20 years serving the Irish community in Spain

President of The Irish Association of Spain enjoying last year's St Patrick's Day celebrations.
President of The Irish Association of Spain enjoying last year's St Patrick's Day celebrations. / SUR
  • The Irish Association of Spain gives assistance to Irish nationals who have chosen the Costa del Sol as their adopted home

Thousands of Irish nationals, and those who assume the identity for the day, are gearing up for the biggest party of the year.

St Patrick's Day celebrations will be taking place all along the Costa del Sol today, and gallons of Guinness will be consumed by green-clad revelers whose only aim is to party.

Few of the partygoers spare much thought for the coordinators of these massive all-day events and the people behind the scenes rarely receive much recognition for their efforts.

The popular celebration held in Benalmádena every year is organised by the Irish Association of Spain. Founded by Tony Bell in 1997, the association facilitates social contact between the Irish people living in Spain, and their St Patrick's Day party is one of the most attended in the area.

However, the Irish association does much more than arrange the annual shindig in memory of the Apostle of Ireland. Terry McKinley, president of the association, explained that the objective of the platform is to assist and inform Irish nationals who have chosen Spain as their adopted home. They also offer their services to the thousands of Irish tourists who visit the Costa del Sol each year.

"We are not a club or welfare; there is no membership or fee, we simply provide an informative service to the Irish community who live or visit the Costa del Sol," the president told SUR in English.

There is an estimated 4,000 Irish nationals living in the province of Malaga and the association soon became their leading social and informative platform.

The service is not only available to the Irish community; it also offers help and information to people with a general interest in Irish history, culture and traditions.

The association has a list of teachers on their books, and so traditional Irish folk dancing lessons can be arranged for those who want to learn the Slip Jig, or other old style step dances.

Working closely with many of the town halls along the coast, the Irish Association publish details of upcoming events, clubs and classes that may be of interest to the Irish community.

Their website lists preferred service providers and their products are monitored to ensure the highest quality service. Another of their priorities is to promote and encourage the use of the many Irish-owned businesses in Spain.

The association also gives assistance to Spanish nationals wishing to travel to, or live in, Ireland. They offer help with problems tourists might encounter, like lost or stolen passports.

Their committee members can liaise with the consulate and the police, and assist with complicated paperwork like insurance claims and theft reports. They recently helped with the funeral arrangements of an Irish national who had died in Torremolinos.

"We are here for the benefit of all expatriates on the coast and even though we focus on the Irish community, our services are here for whoever may need them," Terry explained.

The Irish Association of Spain has been assisting Irish residents and tourists for twenty years. They are renowned for their ongoing service and long-standing traditional St Patrick's Day celebrations, and this year they have added another party to their agenda.

The first of this year's two celebrations begins at 12pm today.
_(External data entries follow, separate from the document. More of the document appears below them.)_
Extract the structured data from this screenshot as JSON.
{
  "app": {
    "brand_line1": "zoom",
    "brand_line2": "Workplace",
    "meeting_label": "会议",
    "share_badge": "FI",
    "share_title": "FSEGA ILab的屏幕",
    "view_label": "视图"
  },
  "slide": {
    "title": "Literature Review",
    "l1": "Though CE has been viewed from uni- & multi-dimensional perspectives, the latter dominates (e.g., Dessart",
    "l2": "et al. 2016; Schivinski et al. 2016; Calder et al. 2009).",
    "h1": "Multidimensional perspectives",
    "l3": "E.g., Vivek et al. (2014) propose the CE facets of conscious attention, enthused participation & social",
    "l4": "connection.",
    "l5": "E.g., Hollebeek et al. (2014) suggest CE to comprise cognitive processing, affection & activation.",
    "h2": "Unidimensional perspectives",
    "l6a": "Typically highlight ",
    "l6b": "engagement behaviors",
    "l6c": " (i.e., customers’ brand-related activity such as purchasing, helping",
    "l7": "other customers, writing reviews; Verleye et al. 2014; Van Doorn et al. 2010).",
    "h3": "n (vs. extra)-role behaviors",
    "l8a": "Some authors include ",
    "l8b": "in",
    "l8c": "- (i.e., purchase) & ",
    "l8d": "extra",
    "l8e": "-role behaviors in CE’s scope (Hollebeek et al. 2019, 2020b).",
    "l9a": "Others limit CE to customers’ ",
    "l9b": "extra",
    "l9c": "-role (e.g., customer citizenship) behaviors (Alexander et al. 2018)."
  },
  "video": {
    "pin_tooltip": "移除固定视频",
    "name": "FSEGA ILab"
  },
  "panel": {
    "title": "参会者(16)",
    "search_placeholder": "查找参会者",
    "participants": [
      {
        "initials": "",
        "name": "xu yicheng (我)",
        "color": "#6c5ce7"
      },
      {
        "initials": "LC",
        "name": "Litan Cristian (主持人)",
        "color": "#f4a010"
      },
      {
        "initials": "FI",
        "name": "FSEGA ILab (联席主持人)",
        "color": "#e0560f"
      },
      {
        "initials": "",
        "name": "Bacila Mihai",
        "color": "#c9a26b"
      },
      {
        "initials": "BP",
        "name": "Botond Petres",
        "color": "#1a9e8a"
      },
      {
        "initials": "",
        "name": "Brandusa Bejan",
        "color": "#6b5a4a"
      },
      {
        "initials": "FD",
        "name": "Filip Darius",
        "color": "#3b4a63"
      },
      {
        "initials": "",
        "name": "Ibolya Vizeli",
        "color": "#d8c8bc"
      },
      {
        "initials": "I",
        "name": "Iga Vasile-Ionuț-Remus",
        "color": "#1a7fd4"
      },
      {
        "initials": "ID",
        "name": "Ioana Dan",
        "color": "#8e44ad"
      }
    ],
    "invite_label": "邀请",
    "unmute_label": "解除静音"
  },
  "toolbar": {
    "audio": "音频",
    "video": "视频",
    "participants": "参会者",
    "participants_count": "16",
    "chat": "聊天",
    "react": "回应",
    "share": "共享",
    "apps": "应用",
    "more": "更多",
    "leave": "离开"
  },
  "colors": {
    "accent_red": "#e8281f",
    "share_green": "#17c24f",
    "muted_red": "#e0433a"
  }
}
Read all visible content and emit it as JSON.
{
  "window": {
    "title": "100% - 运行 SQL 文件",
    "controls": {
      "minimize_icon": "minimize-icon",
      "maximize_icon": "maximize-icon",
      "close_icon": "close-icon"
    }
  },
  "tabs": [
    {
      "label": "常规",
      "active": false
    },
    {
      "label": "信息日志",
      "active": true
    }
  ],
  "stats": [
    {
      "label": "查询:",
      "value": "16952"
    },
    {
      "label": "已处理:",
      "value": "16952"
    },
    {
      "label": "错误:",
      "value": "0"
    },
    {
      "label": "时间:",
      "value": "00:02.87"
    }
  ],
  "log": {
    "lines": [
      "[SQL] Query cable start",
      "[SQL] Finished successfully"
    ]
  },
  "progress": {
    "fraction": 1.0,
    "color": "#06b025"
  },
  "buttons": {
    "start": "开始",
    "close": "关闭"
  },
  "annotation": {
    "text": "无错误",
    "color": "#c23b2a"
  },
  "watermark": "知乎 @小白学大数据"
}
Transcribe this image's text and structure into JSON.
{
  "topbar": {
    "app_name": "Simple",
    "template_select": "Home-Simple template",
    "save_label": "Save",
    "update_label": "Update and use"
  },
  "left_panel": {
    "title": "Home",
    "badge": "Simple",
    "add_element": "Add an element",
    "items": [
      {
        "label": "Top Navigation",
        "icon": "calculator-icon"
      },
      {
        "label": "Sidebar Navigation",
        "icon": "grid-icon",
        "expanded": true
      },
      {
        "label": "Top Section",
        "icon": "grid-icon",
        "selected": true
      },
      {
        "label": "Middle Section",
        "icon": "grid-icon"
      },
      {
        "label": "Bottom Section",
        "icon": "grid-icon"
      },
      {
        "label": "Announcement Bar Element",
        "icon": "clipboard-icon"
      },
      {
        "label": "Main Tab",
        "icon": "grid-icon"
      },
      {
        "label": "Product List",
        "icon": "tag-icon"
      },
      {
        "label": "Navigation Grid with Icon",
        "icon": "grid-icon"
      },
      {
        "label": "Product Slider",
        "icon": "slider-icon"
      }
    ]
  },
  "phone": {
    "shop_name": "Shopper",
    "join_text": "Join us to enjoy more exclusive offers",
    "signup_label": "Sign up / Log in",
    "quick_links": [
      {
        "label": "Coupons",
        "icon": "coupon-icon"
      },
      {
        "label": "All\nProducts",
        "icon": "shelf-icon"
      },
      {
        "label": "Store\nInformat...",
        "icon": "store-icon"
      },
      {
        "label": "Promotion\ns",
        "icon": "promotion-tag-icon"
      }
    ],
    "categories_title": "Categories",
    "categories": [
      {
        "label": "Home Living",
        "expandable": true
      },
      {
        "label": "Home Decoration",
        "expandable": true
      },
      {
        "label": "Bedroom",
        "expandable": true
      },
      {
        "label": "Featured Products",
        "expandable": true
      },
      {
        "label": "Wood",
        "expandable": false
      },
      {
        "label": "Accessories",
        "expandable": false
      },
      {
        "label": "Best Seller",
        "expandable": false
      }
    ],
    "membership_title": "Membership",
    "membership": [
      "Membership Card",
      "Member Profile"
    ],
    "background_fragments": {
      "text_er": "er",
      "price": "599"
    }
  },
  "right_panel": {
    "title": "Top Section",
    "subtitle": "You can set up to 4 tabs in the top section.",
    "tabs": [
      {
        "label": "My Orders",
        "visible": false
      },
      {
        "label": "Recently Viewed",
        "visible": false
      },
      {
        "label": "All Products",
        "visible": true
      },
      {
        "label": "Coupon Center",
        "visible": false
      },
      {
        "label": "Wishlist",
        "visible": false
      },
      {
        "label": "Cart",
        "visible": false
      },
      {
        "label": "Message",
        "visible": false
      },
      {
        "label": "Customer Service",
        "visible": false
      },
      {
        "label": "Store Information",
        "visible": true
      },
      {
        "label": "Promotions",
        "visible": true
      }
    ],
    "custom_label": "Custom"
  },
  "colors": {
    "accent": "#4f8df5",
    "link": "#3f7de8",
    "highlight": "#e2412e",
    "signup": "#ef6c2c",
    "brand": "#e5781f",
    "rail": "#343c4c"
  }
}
Mass will be held in the Iglesia de la Inmaculada Concepcíon in Arroyo de la Miel, followed by the traditional parade from the church to La Paloma Park.

The second party will be held on Saturday 18 March, in the Plaza La Nogalera in Torremolinos from 12pm until 6pm.